No need to state or remind you that the continuous infringements of the aforesaid rights followed by or coupled with violations of laws, that we had experienced under the different military/civilian regimes, since the independence have learnt us much more about the importance and necessity of such rights in all the countries nowadays all over the world, let alone a country like the Sudan, and have added at the same time to our moderate theoretical opinions regarding the same considerable practical knowledge's, that may assist us to use perfectly and properly the appropriate measures to protect and safeguard these fundamental constitutional Rights and these measures are as follows :-
Firstly: Embodying these Fundamental Constitutional Rights in the transitional/permanent constitution in addition to the principles of the international Declaration of Human Rights and all other relevant conventions. Such constitution shall contain an article declaring that all laws, rules and administrative orders which contravene those rights as unconstitutional and therefore null and void. The provision of the said Rights should be in a separate chapter immune from amendments unless such amendments were sought to add more (newly recognized and acquired) rights and entitlements.

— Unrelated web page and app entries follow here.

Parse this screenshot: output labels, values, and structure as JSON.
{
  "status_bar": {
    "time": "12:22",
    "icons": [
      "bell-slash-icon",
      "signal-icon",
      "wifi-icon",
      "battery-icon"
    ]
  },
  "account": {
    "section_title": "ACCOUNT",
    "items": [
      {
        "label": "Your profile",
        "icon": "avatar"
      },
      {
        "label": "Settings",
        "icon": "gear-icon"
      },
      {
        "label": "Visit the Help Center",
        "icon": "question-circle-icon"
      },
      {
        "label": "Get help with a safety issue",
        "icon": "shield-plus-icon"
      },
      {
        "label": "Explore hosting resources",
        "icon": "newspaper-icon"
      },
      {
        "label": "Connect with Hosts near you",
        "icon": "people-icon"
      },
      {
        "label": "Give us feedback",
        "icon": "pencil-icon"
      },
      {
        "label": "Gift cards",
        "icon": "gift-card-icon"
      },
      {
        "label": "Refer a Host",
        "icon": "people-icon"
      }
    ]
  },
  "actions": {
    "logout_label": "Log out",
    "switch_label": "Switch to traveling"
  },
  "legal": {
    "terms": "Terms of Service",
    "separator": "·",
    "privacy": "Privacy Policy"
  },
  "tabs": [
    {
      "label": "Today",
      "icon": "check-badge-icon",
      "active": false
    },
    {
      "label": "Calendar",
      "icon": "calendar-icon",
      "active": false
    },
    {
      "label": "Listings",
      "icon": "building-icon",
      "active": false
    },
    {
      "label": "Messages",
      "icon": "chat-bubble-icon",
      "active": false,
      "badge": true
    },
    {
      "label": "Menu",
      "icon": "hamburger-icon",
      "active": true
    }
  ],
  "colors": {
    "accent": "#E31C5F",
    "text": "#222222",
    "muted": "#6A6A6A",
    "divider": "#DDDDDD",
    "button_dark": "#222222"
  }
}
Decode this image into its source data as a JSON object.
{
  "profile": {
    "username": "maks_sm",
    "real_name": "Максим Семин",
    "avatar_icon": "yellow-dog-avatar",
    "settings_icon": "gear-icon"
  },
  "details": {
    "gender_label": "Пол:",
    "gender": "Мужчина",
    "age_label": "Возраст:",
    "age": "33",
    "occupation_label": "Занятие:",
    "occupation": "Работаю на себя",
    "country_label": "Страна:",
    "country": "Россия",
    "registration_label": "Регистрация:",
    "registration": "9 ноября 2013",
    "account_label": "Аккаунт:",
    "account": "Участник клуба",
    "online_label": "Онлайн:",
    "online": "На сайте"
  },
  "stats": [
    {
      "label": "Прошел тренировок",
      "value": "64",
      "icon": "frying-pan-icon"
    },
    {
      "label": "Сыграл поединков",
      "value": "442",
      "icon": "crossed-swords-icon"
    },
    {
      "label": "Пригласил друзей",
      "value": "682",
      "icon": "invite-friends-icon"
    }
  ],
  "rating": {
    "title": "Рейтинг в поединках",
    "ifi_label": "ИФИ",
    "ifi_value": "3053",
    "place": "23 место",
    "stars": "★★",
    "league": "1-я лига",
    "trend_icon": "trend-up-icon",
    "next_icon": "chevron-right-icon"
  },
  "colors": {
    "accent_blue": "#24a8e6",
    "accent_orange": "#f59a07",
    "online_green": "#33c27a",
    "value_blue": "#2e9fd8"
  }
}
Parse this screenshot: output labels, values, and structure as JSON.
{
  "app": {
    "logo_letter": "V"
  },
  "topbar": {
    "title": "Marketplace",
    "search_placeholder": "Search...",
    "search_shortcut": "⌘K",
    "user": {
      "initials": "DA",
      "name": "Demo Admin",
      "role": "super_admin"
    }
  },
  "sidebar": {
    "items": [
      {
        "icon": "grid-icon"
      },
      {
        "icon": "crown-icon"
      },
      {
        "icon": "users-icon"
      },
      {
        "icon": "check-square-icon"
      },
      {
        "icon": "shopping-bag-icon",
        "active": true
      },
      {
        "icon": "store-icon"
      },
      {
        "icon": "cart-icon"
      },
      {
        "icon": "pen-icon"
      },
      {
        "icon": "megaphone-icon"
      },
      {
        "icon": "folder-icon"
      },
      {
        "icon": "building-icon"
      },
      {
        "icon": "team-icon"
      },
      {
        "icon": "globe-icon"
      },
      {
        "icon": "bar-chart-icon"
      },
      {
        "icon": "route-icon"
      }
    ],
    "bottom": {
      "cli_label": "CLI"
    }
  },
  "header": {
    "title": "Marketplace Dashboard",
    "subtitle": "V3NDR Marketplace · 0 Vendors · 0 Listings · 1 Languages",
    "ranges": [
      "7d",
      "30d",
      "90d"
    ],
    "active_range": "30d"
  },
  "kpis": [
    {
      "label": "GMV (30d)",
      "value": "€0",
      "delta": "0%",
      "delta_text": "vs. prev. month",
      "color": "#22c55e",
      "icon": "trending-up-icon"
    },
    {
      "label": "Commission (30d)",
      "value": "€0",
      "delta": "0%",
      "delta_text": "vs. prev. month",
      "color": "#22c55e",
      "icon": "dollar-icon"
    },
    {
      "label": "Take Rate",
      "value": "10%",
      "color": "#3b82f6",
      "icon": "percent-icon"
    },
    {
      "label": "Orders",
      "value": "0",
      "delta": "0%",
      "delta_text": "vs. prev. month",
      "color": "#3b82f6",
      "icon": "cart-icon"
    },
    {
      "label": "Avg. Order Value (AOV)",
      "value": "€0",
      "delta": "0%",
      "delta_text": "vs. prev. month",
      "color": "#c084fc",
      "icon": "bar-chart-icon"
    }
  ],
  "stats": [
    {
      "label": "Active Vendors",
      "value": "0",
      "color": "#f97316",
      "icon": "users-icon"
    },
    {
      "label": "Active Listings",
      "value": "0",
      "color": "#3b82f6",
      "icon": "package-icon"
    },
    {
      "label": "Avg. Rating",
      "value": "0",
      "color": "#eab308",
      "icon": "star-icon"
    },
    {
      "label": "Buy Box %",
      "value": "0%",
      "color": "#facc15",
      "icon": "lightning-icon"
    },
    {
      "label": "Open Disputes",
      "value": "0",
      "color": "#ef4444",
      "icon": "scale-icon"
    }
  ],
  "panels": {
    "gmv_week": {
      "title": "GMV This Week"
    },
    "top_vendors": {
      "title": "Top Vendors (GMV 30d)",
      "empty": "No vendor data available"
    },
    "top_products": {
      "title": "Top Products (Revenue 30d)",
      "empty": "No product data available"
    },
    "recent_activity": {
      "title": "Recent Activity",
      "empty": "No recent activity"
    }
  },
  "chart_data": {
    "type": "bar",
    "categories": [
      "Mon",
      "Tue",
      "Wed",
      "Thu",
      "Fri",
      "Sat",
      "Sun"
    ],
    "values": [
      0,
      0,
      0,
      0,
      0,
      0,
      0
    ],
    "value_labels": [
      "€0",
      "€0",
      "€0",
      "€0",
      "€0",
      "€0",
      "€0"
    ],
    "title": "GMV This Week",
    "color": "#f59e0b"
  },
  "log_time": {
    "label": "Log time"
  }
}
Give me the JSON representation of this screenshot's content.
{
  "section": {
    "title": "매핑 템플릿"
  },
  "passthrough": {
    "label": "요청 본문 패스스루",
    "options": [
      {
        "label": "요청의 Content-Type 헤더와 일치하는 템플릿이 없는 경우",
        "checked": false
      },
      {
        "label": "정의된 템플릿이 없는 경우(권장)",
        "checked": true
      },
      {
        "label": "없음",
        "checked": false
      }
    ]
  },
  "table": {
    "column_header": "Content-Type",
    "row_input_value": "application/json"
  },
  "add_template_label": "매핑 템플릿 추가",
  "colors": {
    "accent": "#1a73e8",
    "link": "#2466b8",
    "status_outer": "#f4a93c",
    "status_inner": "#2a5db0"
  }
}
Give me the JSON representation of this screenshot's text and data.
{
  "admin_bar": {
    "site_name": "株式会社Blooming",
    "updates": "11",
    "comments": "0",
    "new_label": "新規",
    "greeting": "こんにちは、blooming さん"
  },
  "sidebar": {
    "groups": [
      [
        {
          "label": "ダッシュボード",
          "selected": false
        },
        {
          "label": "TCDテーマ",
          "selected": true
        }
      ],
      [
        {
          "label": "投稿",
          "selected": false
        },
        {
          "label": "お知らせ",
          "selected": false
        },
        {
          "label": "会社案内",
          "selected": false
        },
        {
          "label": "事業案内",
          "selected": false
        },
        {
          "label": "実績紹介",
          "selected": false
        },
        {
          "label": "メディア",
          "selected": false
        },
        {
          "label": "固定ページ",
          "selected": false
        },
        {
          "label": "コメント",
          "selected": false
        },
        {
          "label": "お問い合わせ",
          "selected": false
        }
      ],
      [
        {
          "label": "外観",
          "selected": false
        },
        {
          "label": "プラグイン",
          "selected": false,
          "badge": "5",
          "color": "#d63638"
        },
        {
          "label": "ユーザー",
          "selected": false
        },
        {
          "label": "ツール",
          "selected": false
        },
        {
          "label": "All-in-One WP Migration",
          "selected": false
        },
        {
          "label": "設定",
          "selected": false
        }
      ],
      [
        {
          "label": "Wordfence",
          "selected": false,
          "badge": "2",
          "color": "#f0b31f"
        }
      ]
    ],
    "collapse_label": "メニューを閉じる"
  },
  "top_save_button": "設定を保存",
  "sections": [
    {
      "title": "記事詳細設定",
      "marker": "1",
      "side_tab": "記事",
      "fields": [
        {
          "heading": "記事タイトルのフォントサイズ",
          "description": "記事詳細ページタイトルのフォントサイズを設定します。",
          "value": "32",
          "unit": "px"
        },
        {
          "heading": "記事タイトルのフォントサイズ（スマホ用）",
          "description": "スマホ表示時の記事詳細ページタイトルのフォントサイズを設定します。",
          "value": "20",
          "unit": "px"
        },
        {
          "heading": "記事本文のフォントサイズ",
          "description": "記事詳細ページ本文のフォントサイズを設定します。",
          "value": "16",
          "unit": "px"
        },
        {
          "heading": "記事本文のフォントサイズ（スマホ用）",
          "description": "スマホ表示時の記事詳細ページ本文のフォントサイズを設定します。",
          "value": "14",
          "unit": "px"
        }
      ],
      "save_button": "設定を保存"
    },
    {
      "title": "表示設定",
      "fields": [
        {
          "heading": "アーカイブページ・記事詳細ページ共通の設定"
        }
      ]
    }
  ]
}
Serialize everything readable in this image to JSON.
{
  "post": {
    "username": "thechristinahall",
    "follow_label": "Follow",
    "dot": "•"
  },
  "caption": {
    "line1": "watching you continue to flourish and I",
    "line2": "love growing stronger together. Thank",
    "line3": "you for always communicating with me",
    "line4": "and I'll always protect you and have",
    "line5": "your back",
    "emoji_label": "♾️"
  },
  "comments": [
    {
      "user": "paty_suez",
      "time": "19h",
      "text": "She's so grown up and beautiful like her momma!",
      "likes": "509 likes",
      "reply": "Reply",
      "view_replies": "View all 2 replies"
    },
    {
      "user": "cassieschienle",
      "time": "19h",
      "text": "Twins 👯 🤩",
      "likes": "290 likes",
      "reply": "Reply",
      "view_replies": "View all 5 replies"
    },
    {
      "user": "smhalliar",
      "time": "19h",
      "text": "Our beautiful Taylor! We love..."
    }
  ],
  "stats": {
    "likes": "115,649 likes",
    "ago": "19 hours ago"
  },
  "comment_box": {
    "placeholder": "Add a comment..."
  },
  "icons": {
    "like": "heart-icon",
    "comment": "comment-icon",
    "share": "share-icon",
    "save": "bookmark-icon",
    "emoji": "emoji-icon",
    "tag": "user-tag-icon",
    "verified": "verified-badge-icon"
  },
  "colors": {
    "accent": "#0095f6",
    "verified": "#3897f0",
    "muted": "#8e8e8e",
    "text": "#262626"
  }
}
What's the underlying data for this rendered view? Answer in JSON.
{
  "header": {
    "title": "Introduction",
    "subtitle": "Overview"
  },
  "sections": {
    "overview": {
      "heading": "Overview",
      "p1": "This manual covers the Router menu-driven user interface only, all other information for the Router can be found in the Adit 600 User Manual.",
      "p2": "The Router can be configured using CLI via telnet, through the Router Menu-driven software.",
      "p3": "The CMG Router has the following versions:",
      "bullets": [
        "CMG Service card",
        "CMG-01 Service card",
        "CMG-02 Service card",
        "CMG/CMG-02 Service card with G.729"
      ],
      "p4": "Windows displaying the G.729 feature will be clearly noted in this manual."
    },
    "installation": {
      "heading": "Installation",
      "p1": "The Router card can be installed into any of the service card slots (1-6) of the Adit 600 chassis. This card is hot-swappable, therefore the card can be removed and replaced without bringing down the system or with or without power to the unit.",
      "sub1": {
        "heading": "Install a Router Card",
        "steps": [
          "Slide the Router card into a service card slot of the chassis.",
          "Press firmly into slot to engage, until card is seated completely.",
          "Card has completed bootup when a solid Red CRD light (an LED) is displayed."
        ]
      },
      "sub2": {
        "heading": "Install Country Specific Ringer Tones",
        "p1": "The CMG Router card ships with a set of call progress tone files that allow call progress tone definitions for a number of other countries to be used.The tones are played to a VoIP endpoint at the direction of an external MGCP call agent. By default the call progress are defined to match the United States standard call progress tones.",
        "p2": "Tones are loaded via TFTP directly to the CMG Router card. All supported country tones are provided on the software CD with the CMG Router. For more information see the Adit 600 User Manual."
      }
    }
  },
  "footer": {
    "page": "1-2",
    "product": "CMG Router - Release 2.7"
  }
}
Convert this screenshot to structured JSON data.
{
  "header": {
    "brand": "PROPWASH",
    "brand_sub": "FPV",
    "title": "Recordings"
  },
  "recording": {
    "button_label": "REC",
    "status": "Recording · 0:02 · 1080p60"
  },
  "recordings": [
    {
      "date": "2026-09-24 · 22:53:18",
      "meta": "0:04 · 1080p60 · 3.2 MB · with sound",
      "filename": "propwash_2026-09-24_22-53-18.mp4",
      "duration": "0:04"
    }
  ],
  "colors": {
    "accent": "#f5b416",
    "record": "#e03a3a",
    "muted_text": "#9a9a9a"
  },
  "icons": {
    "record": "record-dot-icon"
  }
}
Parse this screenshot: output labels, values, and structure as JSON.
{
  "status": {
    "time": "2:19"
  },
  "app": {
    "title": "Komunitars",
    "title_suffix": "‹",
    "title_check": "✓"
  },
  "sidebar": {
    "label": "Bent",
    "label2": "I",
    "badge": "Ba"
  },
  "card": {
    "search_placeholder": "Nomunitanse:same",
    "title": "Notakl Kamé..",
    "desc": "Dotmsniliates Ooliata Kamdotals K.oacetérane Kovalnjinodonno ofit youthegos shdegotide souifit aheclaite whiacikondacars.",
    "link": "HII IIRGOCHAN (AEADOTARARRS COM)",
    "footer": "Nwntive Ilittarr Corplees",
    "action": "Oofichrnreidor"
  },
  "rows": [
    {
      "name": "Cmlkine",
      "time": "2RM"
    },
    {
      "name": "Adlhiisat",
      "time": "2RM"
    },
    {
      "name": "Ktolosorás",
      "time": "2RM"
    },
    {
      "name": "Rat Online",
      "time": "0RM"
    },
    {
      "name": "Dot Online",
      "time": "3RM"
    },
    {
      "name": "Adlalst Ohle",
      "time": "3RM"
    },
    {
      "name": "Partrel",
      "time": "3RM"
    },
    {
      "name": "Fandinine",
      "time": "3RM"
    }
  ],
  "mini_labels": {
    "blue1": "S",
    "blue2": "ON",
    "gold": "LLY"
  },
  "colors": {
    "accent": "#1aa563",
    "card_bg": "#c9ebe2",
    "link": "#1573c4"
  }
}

Secondly: Forming and structuring of a truly independent Judiciary capable of defending its independence in the first place as a criteria and proof of its ability to safeguard and protect the constitution and the constitutional right of the citizen's covered by its rules and principles.
So the real reason for inviting the learned lawyers without exception in taking part in the legal reform and restructuring the Judicial organs professionally is that we consider it not only as a national and legal duty but also as amoral duty of a first degree. So by inviting them to gather and convene to participate in all and every efforts tending to make and pass the Constitution and laws, along with deciding the way justice should be administered in our country, we are actually encouraging nobody to get involved in political struggling and conflicts.
Reliance being made on your broadmindedness and integrity, then your valuable and necessarily criticizing comments are of utmost significance to enrich and increase the benefits of this contribution, but let me appeal that in dealing with this serious matter our approach should be rather practical if the adoption of (mere) theoretical or academic ones is not expected to produce and bring about the crutially required consequences shown in this contribution.
Thanks and best regards,
Amin Mohammad Ibrahim Mohammad
Member of Sudanese Lawyers Forum
(Sultanate of Oman & KSA)